From now until the end of the month, the City of Vancouver is hosting a series of information sessions on missing middle housing and the outlined proposal.
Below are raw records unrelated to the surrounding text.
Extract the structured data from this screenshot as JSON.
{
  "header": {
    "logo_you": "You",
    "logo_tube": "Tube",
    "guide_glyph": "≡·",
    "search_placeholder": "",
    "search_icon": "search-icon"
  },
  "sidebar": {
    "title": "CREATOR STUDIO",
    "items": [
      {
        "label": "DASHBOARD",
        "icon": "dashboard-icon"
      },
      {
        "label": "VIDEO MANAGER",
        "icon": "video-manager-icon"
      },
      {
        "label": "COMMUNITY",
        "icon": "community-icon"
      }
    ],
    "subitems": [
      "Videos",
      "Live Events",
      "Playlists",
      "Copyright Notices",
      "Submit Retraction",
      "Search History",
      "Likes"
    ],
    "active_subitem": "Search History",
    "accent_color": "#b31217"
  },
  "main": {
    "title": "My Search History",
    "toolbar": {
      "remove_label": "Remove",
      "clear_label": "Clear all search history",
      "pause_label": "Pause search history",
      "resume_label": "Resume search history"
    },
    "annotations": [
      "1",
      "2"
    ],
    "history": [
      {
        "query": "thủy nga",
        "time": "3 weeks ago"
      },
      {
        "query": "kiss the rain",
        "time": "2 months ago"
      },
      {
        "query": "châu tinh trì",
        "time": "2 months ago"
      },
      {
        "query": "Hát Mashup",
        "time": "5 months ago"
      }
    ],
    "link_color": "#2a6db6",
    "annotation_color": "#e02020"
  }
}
Information sessions are as follows:

  • Saturday, February 11, 2:30-5:30pm, St. James Square Community Centre, Room 120
  • Monday, February 13, 5:00-8:00pm, Killarney Seniors Centre, Grand Hall
  • Wednesday, February 15, 5:00-7:30pm, Roundhouse Community Centre, Exhibition Hall
  • Saturday, February 18, 1:00-3:30 pm, Dunbar Community Centre, Room 208
  • Wednesday, February 23, 5:00-8:00pm, Marpole Neighbourhood House, Gathering Hall
  • Saturday, February 25, 2:00-4:00pm, Hastings Community Centre, Community Hall
  • Monday, February 27, 6:00-7:00pm, Online

In addition, from now until Sunday, March 5, those interested can complete an online survey about the City's proposal.

Following this public engagement period, the proposal will be refined before a second public engagement period in Spring 2023. A final report with the proposed changes will then be presented to council in Fall 2023, followed immediately by a public hearing and final decision, before the changes come into affect, if approved, by the beginning of 2024.